→ To do:
Some lines below hold "screenshot". Pick them out and copy them.
*** Dataset entries Section Begins ***
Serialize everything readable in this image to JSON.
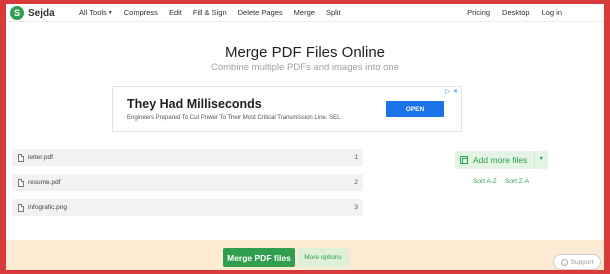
{
  "brand": {
    "logo_letter": "S",
    "name": "Sejda",
    "accent": "#2f9e4f",
    "frame_color": "#d83a3a"
  },
  "nav": {
    "left": [
      "All Tools",
      "Compress",
      "Edit",
      "Fill & Sign",
      "Delete Pages",
      "Merge",
      "Split"
    ],
    "right": [
      "Pricing",
      "Desktop",
      "Log in"
    ]
  },
  "page": {
    "title": "Merge PDF Files Online",
    "subtitle": "Combine multiple PDFs and images into one"
  },
  "ad": {
    "headline": "They Had Milliseconds",
    "subline": "Engineers Prepared To Cut Power To Their Most Critical Transmission Line. SEL",
    "button": "OPEN",
    "icons": [
      "adchoices-icon",
      "close-icon"
    ]
  },
  "files": [
    {
      "name": "letter.pdf",
      "index": "1"
    },
    {
      "name": "resume.pdf",
      "index": "2"
    },
    {
      "name": "infografic.png",
      "index": "3"
    }
  ],
  "actions": {
    "add_more": "Add more files",
    "sort_az": "Sort A-Z",
    "sort_za": "Sort Z-A"
  },
  "bottom_bar": {
    "merge": "Merge PDF files",
    "more_options": "More options",
    "support": "Support"
  }
}
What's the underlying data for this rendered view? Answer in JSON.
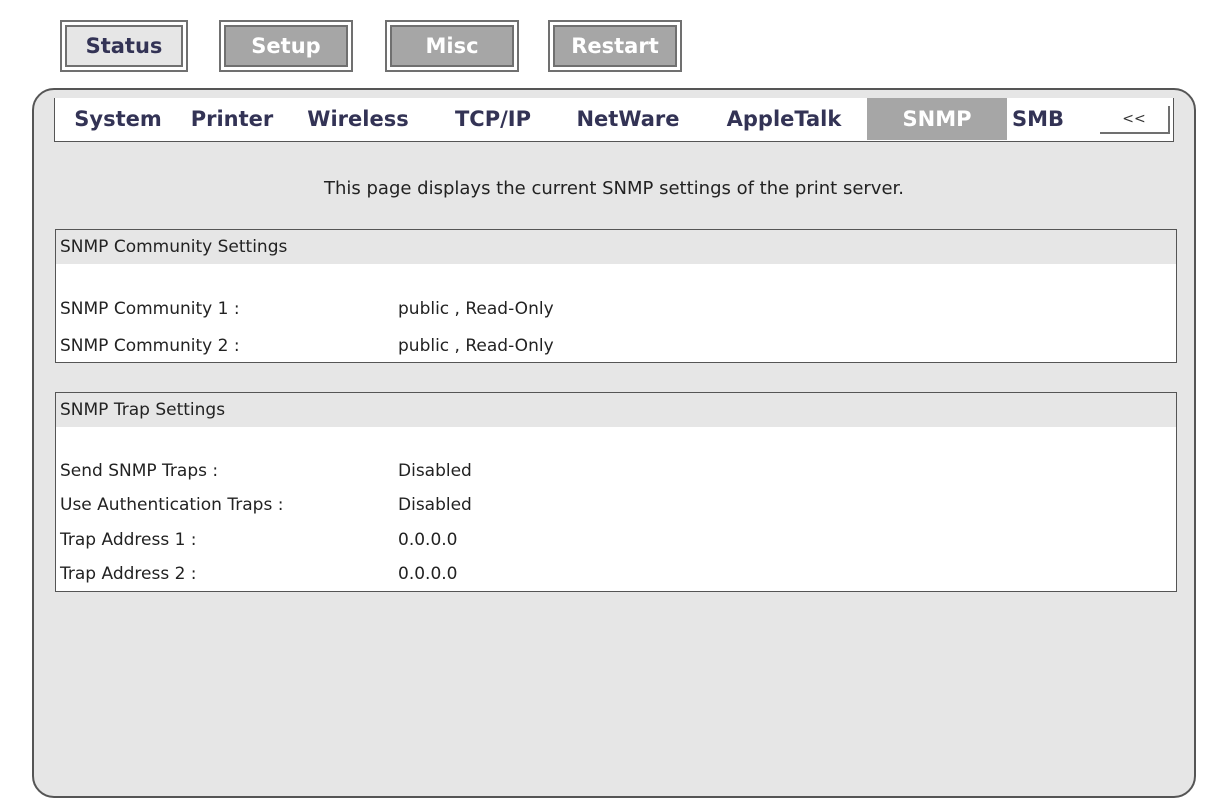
{
  "top_nav": {
    "status": "Status",
    "setup": "Setup",
    "misc": "Misc",
    "restart": "Restart"
  },
  "tabs": [
    {
      "label": "System"
    },
    {
      "label": "Printer"
    },
    {
      "label": "Wireless"
    },
    {
      "label": "TCP/IP"
    },
    {
      "label": "NetWare"
    },
    {
      "label": "AppleTalk"
    },
    {
      "label": "SNMP",
      "active": true
    },
    {
      "label": "SMB"
    }
  ],
  "collapse_label": "<<",
  "description": "This page displays the current SNMP settings of the print server.",
  "community": {
    "title": "SNMP Community Settings",
    "rows": [
      {
        "label": "SNMP Community 1 :",
        "value": "public , Read-Only"
      },
      {
        "label": "SNMP Community 2 :",
        "value": "public , Read-Only"
      }
    ]
  },
  "trap": {
    "title": "SNMP Trap Settings",
    "rows": [
      {
        "label": "Send SNMP Traps :",
        "value": "Disabled"
      },
      {
        "label": "Use Authentication Traps :",
        "value": "Disabled"
      },
      {
        "label": "Trap Address 1 :",
        "value": "0.0.0.0"
      },
      {
        "label": "Trap Address 2 :",
        "value": "0.0.0.0"
      }
    ]
  },
  "colors": {
    "panel_bg": "#e6e6e6",
    "active_bg": "#a6a6a6",
    "text_dark": "#333355"
  }
}
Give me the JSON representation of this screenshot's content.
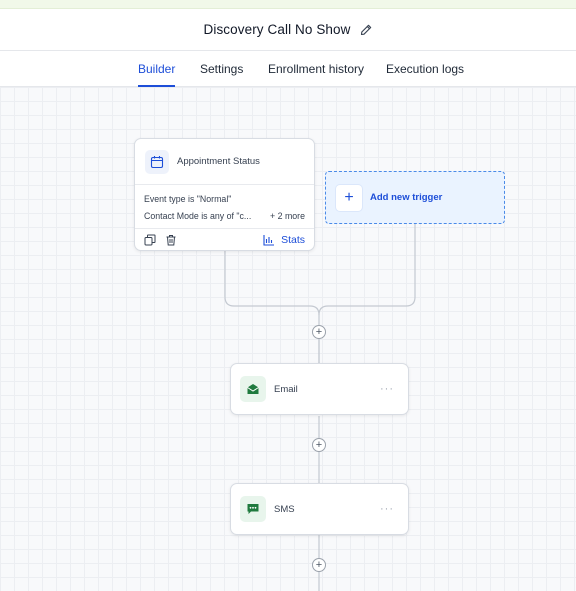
{
  "header": {
    "title": "Discovery Call No Show"
  },
  "tabs": [
    {
      "label": "Builder",
      "active": true
    },
    {
      "label": "Settings",
      "active": false
    },
    {
      "label": "Enrollment history",
      "active": false
    },
    {
      "label": "Execution logs",
      "active": false
    }
  ],
  "trigger": {
    "title": "Appointment Status",
    "conditions": [
      "Event type is \"Normal\"",
      "Contact Mode is any of \"c..."
    ],
    "more": "+ 2 more",
    "stats_label": "Stats",
    "icon": "calendar-icon"
  },
  "add_trigger": {
    "label": "Add new trigger",
    "icon": "plus-icon"
  },
  "actions": [
    {
      "label": "Email",
      "icon": "email-icon"
    },
    {
      "label": "SMS",
      "icon": "sms-icon"
    }
  ],
  "plus_symbol": "+",
  "menu_symbol": "···",
  "colors": {
    "accent": "#1d4ed8",
    "action_icon": "#1f7a3e",
    "trigger_border": "#4a8ae8"
  }
}
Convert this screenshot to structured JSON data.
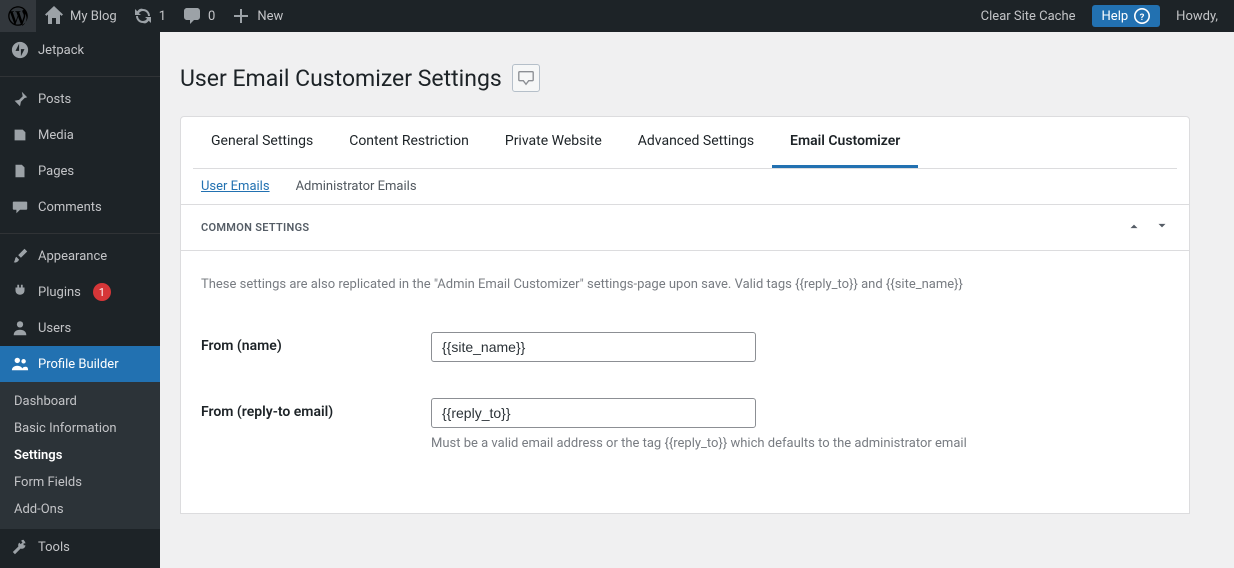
{
  "adminbar": {
    "site_name": "My Blog",
    "updates_count": "1",
    "comments_count": "0",
    "new_label": "New",
    "clear_cache": "Clear Site Cache",
    "help": "Help",
    "howdy": "Howdy,"
  },
  "sidebar": {
    "jetpack": "Jetpack",
    "posts": "Posts",
    "media": "Media",
    "pages": "Pages",
    "comments": "Comments",
    "appearance": "Appearance",
    "plugins": "Plugins",
    "plugins_badge": "1",
    "users": "Users",
    "profile_builder": "Profile Builder",
    "tools": "Tools",
    "sub": {
      "dashboard": "Dashboard",
      "basic_info": "Basic Information",
      "settings": "Settings",
      "form_fields": "Form Fields",
      "addons": "Add-Ons"
    }
  },
  "page": {
    "title": "User Email Customizer Settings"
  },
  "tabs": {
    "general": "General Settings",
    "content_restriction": "Content Restriction",
    "private_website": "Private Website",
    "advanced": "Advanced Settings",
    "email_customizer": "Email Customizer"
  },
  "subtabs": {
    "user_emails": "User Emails",
    "admin_emails": "Administrator Emails"
  },
  "panel": {
    "title": "Common Settings",
    "desc": "These settings are also replicated in the \"Admin Email Customizer\" settings-page upon save. Valid tags {{reply_to}} and {{site_name}}",
    "from_name_label": "From (name)",
    "from_name_value": "{{site_name}}",
    "from_reply_label": "From (reply-to email)",
    "from_reply_value": "{{reply_to}}",
    "reply_help": "Must be a valid email address or the tag {{reply_to}} which defaults to the administrator email"
  }
}
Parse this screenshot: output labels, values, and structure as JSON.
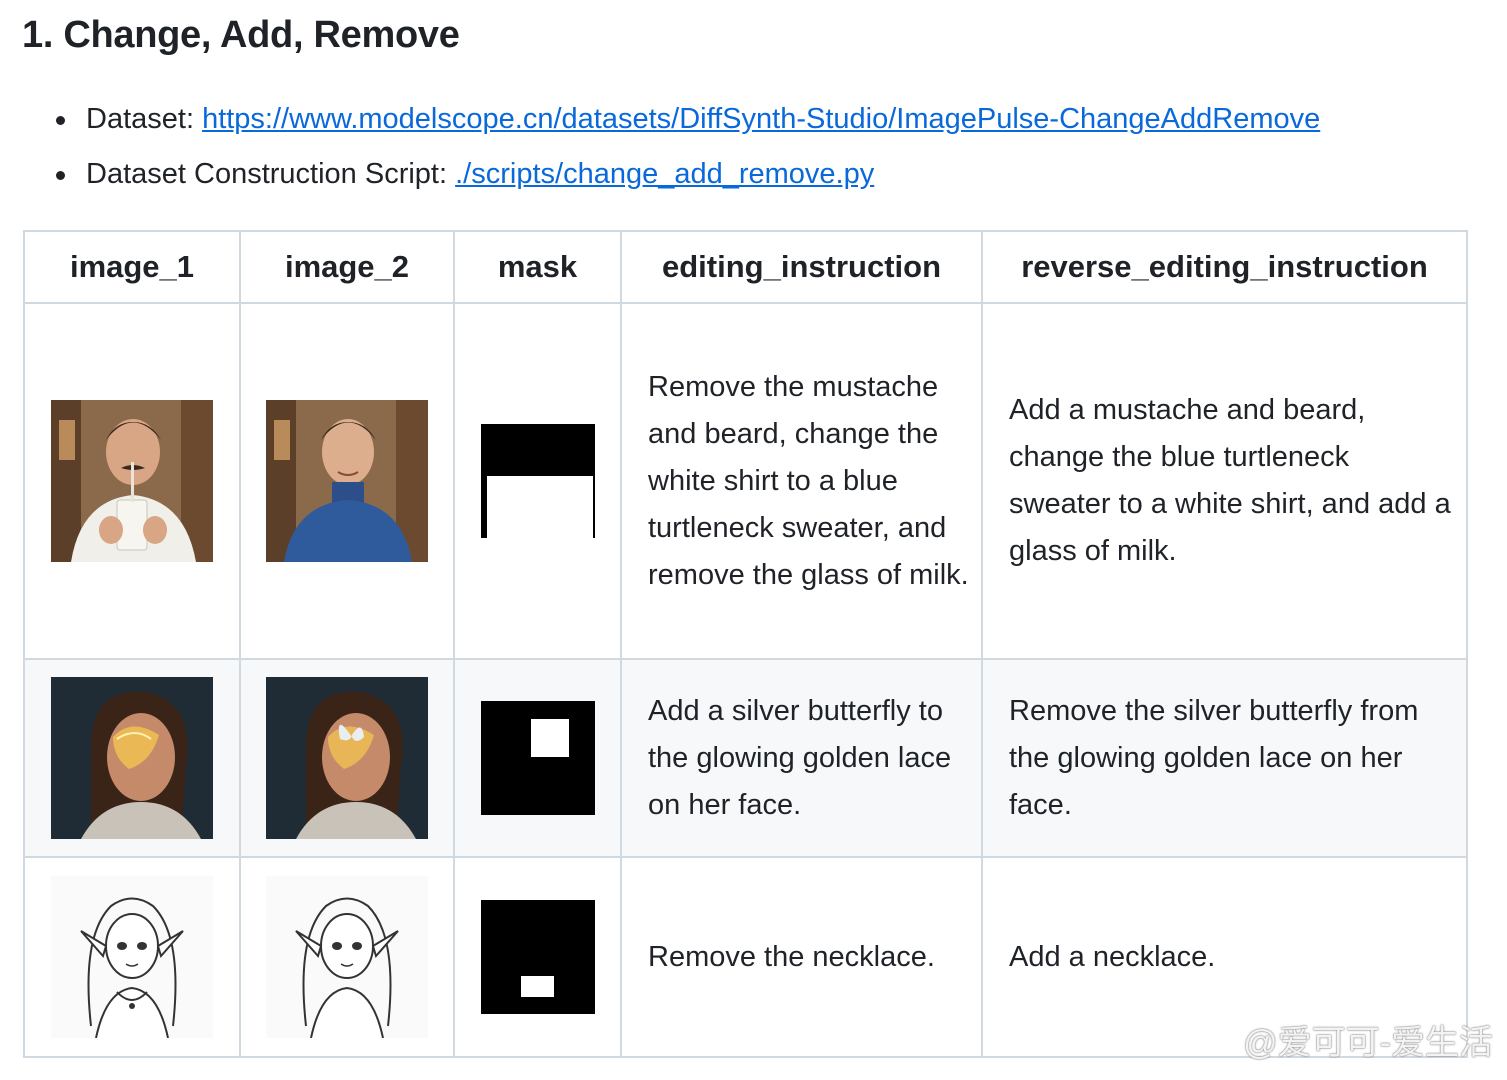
{
  "heading": "1. Change, Add, Remove",
  "bullets": [
    {
      "label": "Dataset: ",
      "link": "https://www.modelscope.cn/datasets/DiffSynth-Studio/ImagePulse-ChangeAddRemove"
    },
    {
      "label": "Dataset Construction Script: ",
      "link": "./scripts/change_add_remove.py"
    }
  ],
  "table": {
    "headers": [
      "image_1",
      "image_2",
      "mask",
      "editing_instruction",
      "reverse_editing_instruction"
    ],
    "rows": [
      {
        "editing_instruction": "Remove the mustache and beard, change the white shirt to a blue turtleneck sweater, and remove the glass of milk.",
        "reverse_editing_instruction": "Add a mustache and beard, change the blue turtleneck sweater to a white shirt, and add a glass of milk."
      },
      {
        "editing_instruction": "Add a silver butterfly to the glowing golden lace on her face.",
        "reverse_editing_instruction": "Remove the silver butterfly from the glowing golden lace on her face."
      },
      {
        "editing_instruction": "Remove the necklace.",
        "reverse_editing_instruction": "Add a necklace."
      }
    ]
  },
  "watermark": "@爱可可-爱生活"
}
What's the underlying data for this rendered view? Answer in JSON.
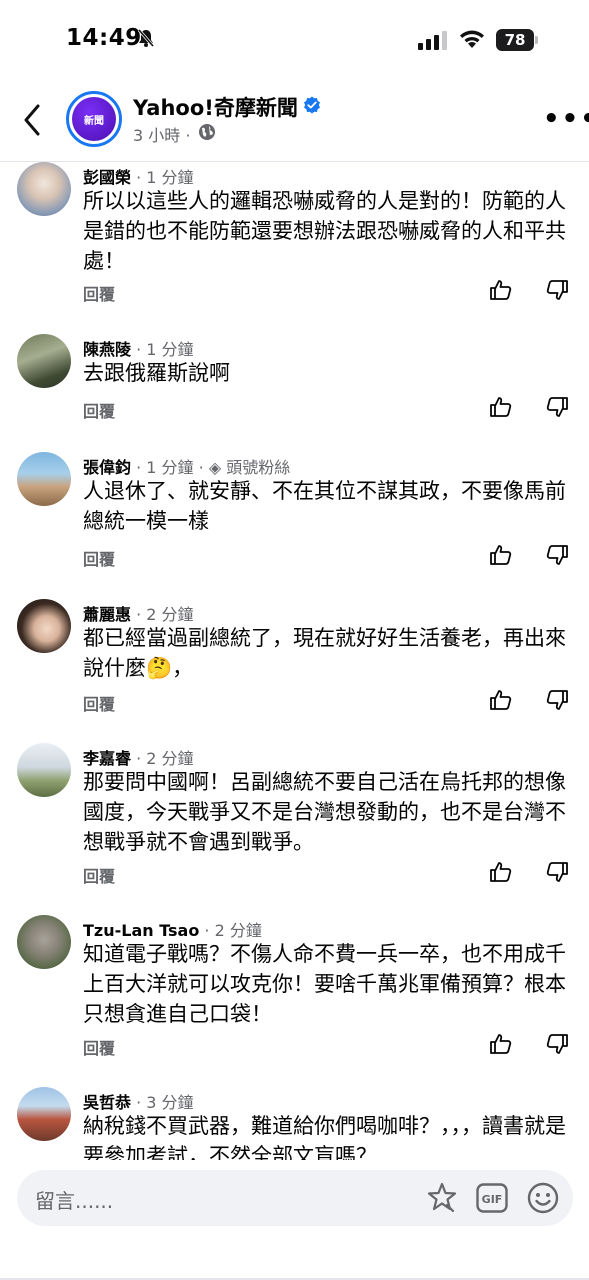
{
  "status_bar": {
    "time": "14:49",
    "battery": "78"
  },
  "header": {
    "page_name": "Yahoo!奇摩新聞",
    "avatar_label": "新聞",
    "meta_time": "3 小時 ·"
  },
  "comments": [
    {
      "name": "彭國榮",
      "time": " · 1 分鐘",
      "badge": "",
      "text": "所以以這些人的邏輯恐嚇威脅的人是對的！防範的人是錯的也不能防範還要想辦法跟恐嚇威脅的人和平共處！",
      "reply": "回覆"
    },
    {
      "name": "陳燕陵",
      "time": " · 1 分鐘",
      "badge": "",
      "text": "去跟俄羅斯說啊",
      "reply": "回覆"
    },
    {
      "name": "張偉鈞",
      "time": " · 1 分鐘 · ",
      "badge": "◈ 頭號粉絲",
      "text": "人退休了、就安靜、不在其位不謀其政，不要像馬前總統一模一樣",
      "reply": "回覆"
    },
    {
      "name": "蕭麗惠",
      "time": " · 2 分鐘",
      "badge": "",
      "text": "都已經當過副總統了，現在就好好生活養老，再出來說什麼🤔，",
      "reply": "回覆"
    },
    {
      "name": "李嘉睿",
      "time": " · 2 分鐘",
      "badge": "",
      "text": "那要問中國啊！呂副總統不要自己活在烏托邦的想像國度，今天戰爭又不是台灣想發動的，也不是台灣不想戰爭就不會遇到戰爭。",
      "reply": "回覆"
    },
    {
      "name": "Tzu-Lan Tsao",
      "time": " · 2 分鐘",
      "badge": "",
      "text": "知道電子戰嗎？不傷人命不費一兵一卒，也不用成千上百大洋就可以攻克你！要啥千萬兆軍備預算？根本只想貪進自己口袋！",
      "reply": "回覆"
    },
    {
      "name": "吳哲恭",
      "time": " · 3 分鐘",
      "badge": "",
      "text": "納稅錢不買武器，難道給你們喝咖啡？，，，讀書就是要參加考試，不然全部文盲嗎？",
      "reply": ""
    }
  ],
  "composer": {
    "placeholder": "留言......"
  },
  "colors": {
    "accent": "#1877f2",
    "secondary_text": "#65676b",
    "composer_bg": "#f0f2f5"
  },
  "icons": [
    "back-arrow-icon",
    "verified-icon",
    "globe-icon",
    "more-icon",
    "like-icon",
    "dislike-icon",
    "sticker-icon",
    "gif-icon",
    "emoji-icon"
  ]
}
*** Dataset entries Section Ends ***
→ Written solution:
Give me the JSON representation of this screenshot's content.
Convert this screenshot to structured JSON data.
Parse this screenshot: output labels, values, and structure as JSON.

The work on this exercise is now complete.